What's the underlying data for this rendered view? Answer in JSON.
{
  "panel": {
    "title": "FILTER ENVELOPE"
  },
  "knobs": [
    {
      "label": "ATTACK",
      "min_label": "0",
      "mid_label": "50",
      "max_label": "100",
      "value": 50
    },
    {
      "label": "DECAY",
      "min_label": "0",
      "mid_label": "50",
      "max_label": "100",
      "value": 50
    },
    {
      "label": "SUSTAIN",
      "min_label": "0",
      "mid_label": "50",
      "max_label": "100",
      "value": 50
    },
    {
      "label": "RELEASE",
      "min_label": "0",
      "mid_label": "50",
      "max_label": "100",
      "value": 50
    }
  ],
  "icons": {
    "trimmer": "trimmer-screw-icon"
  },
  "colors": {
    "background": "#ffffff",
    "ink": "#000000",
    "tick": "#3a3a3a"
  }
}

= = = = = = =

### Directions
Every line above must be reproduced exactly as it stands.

### Reply to the task
What's the underlying data for this rendered view? Answer in JSON.
{
  "panel": {
    "title": "FILTER ENVELOPE"
  },
  "knobs": [
    {
      "label": "ATTACK",
      "min_label": "0",
      "mid_label": "50",
      "max_label": "100",
      "value": 50
    },
    {
      "label": "DECAY",
      "min_label": "0",
      "mid_label": "50",
      "max_label": "100",
      "value": 50
    },
    {
      "label": "SUSTAIN",
      "min_label": "0",
      "mid_label": "50",
      "max_label": "100",
      "value": 50
    },
    {
      "label": "RELEASE",
      "min_label": "0",
      "mid_label": "50",
      "max_label": "100",
      "value": 50
    }
  ],
  "icons": {
    "trimmer": "trimmer-screw-icon"
  },
  "colors": {
    "background": "#ffffff",
    "ink": "#000000",
    "tick": "#3a3a3a"
  }
}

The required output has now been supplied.